Friday, 25 January 2008

Industrial Cottage

What is that, you say? That's the corner of a table, formerly an iron gate that my talented friend Paula had made into a table. How cool, right? I mentioned Paula the other day in my flea market post and wanted to tell you more about her. I was trying to think of how I would describe her style, but I couldn't think of just the right words. In terms of textiles, I thought her style might be described as equal parts linen, leather, and shag. Her style is clean, classic, and modern. But then I thought about how much of her work incorporates so many architectural elements and decided my textile analogy was too narrow--could I add iron and steel to the textile group? So I asked Paula to describe her style. "Industrial cottage" were the words she used to describe her style, and before my eyes finished reading the words in an email she wrote to me, I thought, that's exactly her style! Paula spends most of her days living in her Cape May, New Jersey cottage, but she also spends time in Atlanta, Georgia where she has a beautiful downtown loft. She's a construction consultant and interior designer, and let me tell you, she has a good eye, which also happens to be the name of her business. (Below are a few pictures from her loft.)
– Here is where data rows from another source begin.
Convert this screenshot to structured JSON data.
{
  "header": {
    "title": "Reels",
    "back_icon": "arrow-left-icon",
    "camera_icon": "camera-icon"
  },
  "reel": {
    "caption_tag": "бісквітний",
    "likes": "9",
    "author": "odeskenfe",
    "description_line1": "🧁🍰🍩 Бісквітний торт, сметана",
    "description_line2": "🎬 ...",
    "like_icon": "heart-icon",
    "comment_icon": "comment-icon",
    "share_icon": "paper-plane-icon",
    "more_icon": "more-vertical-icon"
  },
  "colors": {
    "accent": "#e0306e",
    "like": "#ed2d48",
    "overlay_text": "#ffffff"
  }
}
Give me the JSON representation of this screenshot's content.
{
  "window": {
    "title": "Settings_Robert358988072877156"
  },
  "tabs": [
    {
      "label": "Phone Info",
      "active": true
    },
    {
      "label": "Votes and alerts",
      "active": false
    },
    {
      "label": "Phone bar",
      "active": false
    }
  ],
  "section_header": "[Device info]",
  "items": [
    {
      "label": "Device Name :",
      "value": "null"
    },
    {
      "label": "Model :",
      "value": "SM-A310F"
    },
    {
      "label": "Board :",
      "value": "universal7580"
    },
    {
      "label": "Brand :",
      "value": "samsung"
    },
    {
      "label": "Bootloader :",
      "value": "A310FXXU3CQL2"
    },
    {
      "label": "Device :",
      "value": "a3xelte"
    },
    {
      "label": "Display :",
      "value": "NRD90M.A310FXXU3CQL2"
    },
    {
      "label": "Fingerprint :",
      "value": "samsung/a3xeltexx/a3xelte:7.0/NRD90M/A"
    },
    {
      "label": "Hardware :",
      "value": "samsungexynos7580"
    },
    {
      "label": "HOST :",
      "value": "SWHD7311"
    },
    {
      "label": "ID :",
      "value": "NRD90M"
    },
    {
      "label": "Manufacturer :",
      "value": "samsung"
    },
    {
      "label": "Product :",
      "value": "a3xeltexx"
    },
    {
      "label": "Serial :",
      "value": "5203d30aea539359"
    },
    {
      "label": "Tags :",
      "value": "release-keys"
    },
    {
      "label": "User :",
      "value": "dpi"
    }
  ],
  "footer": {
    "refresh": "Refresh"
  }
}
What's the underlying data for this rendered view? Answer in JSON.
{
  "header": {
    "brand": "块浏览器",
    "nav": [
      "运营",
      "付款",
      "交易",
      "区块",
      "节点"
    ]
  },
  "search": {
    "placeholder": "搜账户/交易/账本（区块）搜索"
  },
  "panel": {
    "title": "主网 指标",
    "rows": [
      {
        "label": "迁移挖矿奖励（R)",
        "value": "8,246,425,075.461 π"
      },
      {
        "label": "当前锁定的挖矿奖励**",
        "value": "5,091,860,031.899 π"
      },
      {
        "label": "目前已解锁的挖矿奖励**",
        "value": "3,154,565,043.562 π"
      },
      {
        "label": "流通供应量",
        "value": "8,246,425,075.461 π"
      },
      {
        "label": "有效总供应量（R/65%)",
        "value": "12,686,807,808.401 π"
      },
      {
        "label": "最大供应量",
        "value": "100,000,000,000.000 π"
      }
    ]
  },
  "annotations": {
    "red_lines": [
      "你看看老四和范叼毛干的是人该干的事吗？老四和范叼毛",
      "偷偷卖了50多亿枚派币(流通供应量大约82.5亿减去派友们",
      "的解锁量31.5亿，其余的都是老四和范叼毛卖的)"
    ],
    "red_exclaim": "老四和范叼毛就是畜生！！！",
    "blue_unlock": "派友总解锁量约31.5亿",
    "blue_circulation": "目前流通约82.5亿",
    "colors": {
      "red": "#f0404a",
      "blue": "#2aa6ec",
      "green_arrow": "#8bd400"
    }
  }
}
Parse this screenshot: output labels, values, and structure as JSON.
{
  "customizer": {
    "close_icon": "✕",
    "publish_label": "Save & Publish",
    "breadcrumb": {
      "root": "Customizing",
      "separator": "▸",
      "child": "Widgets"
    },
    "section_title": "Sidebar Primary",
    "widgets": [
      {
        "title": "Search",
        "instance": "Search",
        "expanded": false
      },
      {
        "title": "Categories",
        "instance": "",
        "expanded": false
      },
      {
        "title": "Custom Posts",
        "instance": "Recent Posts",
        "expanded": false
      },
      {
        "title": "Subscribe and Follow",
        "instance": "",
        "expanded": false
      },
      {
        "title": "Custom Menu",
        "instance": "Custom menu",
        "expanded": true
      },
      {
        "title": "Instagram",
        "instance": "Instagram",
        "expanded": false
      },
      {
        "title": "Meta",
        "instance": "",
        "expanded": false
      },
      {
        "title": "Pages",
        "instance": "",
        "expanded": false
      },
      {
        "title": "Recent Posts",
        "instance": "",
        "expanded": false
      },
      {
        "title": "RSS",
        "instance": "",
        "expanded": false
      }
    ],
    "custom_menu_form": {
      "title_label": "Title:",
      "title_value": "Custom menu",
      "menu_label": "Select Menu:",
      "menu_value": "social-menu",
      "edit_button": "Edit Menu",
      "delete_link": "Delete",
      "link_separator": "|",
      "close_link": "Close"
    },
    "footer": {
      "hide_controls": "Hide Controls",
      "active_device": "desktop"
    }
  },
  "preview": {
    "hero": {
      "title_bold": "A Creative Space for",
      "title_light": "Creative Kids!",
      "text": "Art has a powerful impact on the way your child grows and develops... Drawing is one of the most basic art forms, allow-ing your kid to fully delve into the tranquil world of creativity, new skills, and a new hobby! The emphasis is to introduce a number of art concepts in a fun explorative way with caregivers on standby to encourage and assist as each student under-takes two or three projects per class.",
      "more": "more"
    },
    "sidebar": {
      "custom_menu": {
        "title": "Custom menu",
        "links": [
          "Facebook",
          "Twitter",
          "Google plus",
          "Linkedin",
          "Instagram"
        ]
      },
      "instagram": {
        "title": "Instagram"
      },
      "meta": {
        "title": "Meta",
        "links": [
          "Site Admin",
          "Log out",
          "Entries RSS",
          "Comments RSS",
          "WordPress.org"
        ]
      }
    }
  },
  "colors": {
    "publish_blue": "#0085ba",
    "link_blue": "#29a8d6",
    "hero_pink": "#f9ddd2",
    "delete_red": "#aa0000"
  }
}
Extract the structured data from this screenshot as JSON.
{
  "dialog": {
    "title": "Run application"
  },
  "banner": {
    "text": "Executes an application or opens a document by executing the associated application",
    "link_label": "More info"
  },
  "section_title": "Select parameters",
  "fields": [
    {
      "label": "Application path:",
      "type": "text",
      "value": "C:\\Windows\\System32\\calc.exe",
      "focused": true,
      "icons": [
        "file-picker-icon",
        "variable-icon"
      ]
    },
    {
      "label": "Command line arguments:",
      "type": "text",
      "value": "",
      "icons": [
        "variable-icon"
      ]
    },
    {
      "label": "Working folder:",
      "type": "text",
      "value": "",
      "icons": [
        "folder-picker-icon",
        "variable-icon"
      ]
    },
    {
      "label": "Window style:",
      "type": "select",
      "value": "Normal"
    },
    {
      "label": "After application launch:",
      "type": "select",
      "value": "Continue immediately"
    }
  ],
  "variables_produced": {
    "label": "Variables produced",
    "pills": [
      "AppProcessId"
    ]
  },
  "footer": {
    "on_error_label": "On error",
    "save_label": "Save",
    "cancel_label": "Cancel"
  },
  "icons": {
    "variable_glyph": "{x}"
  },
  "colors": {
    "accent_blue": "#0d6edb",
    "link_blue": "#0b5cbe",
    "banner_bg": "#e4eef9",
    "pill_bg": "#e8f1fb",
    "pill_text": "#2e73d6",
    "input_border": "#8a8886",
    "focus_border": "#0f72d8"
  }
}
One afternoon, after Paula and my mom spent the day together hunting for treasures, my mom said to me on the phone, "Paula has such a good eye!" In her excitement I think my mom said this a few times actually. It was only after she finished talking about their day that I told her that "a good eye" was what Paula had recently decided to call her business. My mom just didn't know that at the time, but she thought it was a perfect name for her business.

Where most people might see a pile of mechanical, nautical, or architectural junk, Paula sees potential lamps, tables, containers, mirrors . . . and turns them into just that. Like the mirror above the bed in her loft--it used to be a victorian bathtub. And look at all these amazing lamps she's designed, all re-purposed from their original use. The lamp bases are drugstore soda fountain stool bases, zinc fragments off of a building in Philadelphia, and antique shoe shine stands. The lamps range from $195 each to $795 a pair.

Her Cape May cottage especially reflects her talent in turning architectural junk into something functional and beautiful. You can see in the pictures below that she turned a bank teller window into a headboard, turned an old bait cleaning sink into a table, an old ship's lantern into a hanging light fixture, and turned propellers into lamps.

Her web site is in the works, so in the meantime, if you're interested in purchasing any of Paula's lamps or mirrors, or if you're interested in having her help you design your house, inside or out, send her an email. I'll leave you now in her garden just outside her newly renovated addition that she designed. Not a bad place to end at all!


Lisa & Alfie said...

Absolutely fantastic Leigh! I love, love, love her look! An amazing designer.

Mitzi - Vintage Goodness said...

Love it - thanks for sharing! Be sure to update us when her website is online, I have a feeling she is going to be a big success. Those lamps rock!

FrenchGardenHouse said...

I'm so glad I found your blog. It has been so very enjoyable to read your posts.

Love this one, stunning photos. Paula does have a great eye! And I'm glad you left us in her garden, I would love to stay there awhile.
xo Lidy

For Love Of Home said...

This woman has incredible imagination. To turn a tub into a mirror is just the greatest. I really love the headboard made from the teller window.
Your Mom and I are going on a road trip Monday to Chattanooga, hope to find some goodies there.

Denise Kiggan said...

I so enjoy her innovative style!


all i need now is a glass of ice tea and a 70 degree day and I would be perfectly perched in one of the chairs in her garden. Absolutely heavenly!

Emily said...

Oh. Can I move in with her?


I think my style is equal parts linen, silk, paper and rust.